Where the string "Show" occurs in the material below, report the whole line.

(Record extracts Opens)

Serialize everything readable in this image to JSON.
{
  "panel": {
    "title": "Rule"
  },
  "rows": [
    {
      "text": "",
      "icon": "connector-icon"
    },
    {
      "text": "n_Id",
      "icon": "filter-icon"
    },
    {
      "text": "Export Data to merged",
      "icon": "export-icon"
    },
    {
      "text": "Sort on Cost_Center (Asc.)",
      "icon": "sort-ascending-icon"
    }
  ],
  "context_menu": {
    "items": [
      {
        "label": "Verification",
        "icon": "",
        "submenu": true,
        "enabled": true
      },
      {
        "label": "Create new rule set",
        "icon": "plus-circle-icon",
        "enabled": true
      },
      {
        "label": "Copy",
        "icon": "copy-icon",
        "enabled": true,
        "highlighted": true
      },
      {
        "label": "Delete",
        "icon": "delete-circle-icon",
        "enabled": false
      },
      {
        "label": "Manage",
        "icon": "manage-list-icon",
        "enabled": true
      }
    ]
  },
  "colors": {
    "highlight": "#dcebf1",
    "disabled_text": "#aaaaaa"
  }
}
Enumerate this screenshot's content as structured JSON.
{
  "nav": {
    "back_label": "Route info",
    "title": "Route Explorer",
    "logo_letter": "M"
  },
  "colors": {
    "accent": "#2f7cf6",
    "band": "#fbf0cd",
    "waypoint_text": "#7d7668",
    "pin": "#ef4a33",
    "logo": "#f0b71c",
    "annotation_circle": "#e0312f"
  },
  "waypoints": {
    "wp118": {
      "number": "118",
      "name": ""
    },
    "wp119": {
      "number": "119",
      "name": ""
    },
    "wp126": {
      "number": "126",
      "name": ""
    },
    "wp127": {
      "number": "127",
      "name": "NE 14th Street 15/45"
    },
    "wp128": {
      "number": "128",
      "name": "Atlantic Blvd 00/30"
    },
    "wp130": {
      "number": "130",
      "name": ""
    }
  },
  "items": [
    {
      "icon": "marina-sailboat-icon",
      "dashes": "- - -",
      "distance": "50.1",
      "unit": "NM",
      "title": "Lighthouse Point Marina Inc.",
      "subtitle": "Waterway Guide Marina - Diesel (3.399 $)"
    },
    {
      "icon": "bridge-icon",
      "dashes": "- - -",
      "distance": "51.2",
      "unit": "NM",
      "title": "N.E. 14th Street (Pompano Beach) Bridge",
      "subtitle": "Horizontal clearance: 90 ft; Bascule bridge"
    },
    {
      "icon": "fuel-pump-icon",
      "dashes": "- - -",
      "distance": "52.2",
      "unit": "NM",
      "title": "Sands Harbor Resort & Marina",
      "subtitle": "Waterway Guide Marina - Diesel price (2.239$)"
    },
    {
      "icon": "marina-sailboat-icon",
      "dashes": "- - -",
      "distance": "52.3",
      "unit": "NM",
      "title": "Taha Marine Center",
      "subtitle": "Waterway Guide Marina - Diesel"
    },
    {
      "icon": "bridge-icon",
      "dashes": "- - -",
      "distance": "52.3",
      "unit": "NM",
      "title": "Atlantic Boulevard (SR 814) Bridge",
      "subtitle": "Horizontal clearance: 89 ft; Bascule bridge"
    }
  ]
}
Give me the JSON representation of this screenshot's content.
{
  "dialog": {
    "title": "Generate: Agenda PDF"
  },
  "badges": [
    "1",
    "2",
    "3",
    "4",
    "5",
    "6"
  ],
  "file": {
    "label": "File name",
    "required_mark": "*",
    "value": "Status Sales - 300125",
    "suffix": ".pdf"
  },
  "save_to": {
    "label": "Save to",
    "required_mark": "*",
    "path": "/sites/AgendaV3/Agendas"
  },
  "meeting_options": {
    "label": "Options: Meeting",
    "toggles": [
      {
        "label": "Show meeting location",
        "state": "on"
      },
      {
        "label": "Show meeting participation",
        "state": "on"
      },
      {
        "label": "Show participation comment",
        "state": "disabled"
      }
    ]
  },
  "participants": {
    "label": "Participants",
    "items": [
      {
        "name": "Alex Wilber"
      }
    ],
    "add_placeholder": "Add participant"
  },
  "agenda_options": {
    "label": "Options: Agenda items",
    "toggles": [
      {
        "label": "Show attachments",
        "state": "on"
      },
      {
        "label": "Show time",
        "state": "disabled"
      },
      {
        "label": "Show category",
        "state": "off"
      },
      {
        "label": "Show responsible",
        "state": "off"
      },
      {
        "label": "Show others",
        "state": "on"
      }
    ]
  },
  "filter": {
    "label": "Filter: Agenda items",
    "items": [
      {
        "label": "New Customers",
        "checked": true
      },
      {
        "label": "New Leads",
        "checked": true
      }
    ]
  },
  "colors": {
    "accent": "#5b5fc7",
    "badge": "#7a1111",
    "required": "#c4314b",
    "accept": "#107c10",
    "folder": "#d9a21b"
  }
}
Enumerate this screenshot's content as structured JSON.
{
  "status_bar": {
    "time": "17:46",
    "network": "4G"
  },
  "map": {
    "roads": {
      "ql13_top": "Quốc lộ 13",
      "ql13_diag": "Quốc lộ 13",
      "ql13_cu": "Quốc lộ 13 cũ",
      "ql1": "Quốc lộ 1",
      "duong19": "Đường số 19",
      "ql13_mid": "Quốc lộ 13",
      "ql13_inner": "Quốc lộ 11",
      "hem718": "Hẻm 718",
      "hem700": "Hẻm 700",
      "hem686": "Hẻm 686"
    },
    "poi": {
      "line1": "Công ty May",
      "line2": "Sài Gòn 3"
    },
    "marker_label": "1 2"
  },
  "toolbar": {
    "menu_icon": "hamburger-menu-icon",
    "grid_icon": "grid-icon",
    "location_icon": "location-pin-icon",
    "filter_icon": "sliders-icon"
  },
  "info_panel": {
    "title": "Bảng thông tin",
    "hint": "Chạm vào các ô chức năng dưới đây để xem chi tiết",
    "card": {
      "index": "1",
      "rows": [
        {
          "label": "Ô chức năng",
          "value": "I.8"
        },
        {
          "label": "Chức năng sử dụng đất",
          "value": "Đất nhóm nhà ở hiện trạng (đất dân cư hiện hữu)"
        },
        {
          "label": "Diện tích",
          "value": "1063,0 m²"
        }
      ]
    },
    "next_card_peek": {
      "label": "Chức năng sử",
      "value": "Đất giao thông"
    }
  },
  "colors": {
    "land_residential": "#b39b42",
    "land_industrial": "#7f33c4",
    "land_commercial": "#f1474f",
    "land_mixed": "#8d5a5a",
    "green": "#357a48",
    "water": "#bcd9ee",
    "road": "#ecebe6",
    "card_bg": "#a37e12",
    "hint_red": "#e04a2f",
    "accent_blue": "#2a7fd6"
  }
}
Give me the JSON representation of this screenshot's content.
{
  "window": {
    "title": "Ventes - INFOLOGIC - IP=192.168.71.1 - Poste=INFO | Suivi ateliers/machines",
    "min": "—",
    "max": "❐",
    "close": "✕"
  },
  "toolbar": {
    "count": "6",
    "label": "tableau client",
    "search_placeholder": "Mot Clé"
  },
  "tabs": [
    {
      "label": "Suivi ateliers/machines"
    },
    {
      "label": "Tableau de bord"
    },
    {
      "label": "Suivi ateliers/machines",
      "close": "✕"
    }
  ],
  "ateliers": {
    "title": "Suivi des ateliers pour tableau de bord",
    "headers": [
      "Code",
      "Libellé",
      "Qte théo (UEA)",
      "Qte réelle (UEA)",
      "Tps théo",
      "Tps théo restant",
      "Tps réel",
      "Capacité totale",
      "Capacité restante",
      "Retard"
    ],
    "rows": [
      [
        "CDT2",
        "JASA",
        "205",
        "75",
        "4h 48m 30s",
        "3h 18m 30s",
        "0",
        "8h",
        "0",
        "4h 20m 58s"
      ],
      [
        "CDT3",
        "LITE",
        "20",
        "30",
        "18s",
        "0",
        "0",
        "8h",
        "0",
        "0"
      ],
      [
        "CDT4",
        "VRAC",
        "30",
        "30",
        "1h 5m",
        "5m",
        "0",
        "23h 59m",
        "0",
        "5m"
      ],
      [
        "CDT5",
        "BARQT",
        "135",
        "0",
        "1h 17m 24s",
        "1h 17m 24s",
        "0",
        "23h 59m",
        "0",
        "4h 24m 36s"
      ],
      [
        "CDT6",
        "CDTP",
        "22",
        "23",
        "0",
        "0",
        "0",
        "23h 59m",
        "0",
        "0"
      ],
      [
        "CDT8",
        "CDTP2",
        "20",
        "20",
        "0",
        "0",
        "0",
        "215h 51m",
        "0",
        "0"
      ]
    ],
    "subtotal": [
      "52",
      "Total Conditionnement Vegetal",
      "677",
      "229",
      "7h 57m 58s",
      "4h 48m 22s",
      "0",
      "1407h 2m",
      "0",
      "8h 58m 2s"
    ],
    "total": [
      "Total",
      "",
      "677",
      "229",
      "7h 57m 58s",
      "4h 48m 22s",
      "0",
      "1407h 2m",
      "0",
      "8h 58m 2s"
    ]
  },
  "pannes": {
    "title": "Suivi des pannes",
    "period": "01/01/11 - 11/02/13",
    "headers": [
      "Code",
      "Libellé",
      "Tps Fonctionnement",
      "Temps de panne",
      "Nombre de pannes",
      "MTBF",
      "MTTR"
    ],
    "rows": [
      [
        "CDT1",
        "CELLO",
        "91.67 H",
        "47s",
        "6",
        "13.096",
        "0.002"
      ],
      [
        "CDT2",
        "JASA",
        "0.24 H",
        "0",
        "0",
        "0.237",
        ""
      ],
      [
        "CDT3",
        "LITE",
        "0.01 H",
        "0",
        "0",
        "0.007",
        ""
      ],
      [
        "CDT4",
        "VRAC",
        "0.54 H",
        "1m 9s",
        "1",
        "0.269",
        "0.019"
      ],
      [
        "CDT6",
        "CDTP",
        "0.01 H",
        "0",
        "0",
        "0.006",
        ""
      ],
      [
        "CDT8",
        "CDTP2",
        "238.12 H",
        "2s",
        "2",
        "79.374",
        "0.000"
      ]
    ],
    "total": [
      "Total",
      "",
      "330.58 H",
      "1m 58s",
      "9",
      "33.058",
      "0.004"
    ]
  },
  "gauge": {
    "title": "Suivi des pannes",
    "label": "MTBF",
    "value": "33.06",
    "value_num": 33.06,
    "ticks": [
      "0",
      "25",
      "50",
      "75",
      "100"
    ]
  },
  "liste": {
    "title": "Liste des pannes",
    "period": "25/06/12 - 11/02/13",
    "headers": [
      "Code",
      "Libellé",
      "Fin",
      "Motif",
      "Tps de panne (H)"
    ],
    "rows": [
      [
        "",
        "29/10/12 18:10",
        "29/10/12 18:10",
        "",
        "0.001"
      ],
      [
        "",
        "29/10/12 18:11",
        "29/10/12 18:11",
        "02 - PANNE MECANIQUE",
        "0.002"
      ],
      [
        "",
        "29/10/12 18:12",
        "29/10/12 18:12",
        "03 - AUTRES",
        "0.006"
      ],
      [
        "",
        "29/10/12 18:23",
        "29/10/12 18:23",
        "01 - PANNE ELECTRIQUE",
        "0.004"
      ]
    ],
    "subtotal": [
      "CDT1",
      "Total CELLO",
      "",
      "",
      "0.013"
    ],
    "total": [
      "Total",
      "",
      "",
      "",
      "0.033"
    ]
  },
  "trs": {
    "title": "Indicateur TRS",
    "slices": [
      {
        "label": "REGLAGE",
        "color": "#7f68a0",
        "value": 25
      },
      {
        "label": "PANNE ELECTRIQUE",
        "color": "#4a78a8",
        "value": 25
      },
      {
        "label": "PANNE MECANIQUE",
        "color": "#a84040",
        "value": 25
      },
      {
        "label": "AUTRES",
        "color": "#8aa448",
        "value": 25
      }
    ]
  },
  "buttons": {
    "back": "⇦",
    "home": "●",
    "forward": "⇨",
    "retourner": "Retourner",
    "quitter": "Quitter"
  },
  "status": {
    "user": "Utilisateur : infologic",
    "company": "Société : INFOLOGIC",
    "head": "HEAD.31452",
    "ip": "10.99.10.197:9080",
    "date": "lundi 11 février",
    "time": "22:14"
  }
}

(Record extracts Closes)

Response to this exercise:
        "label": "Show meeting location",
        "label": "Show meeting participation",
        "label": "Show participation comment",
        "label": "Show attachments",
        "label": "Show time",
        "label": "Show category",
        "label": "Show responsible",
        "label": "Show others",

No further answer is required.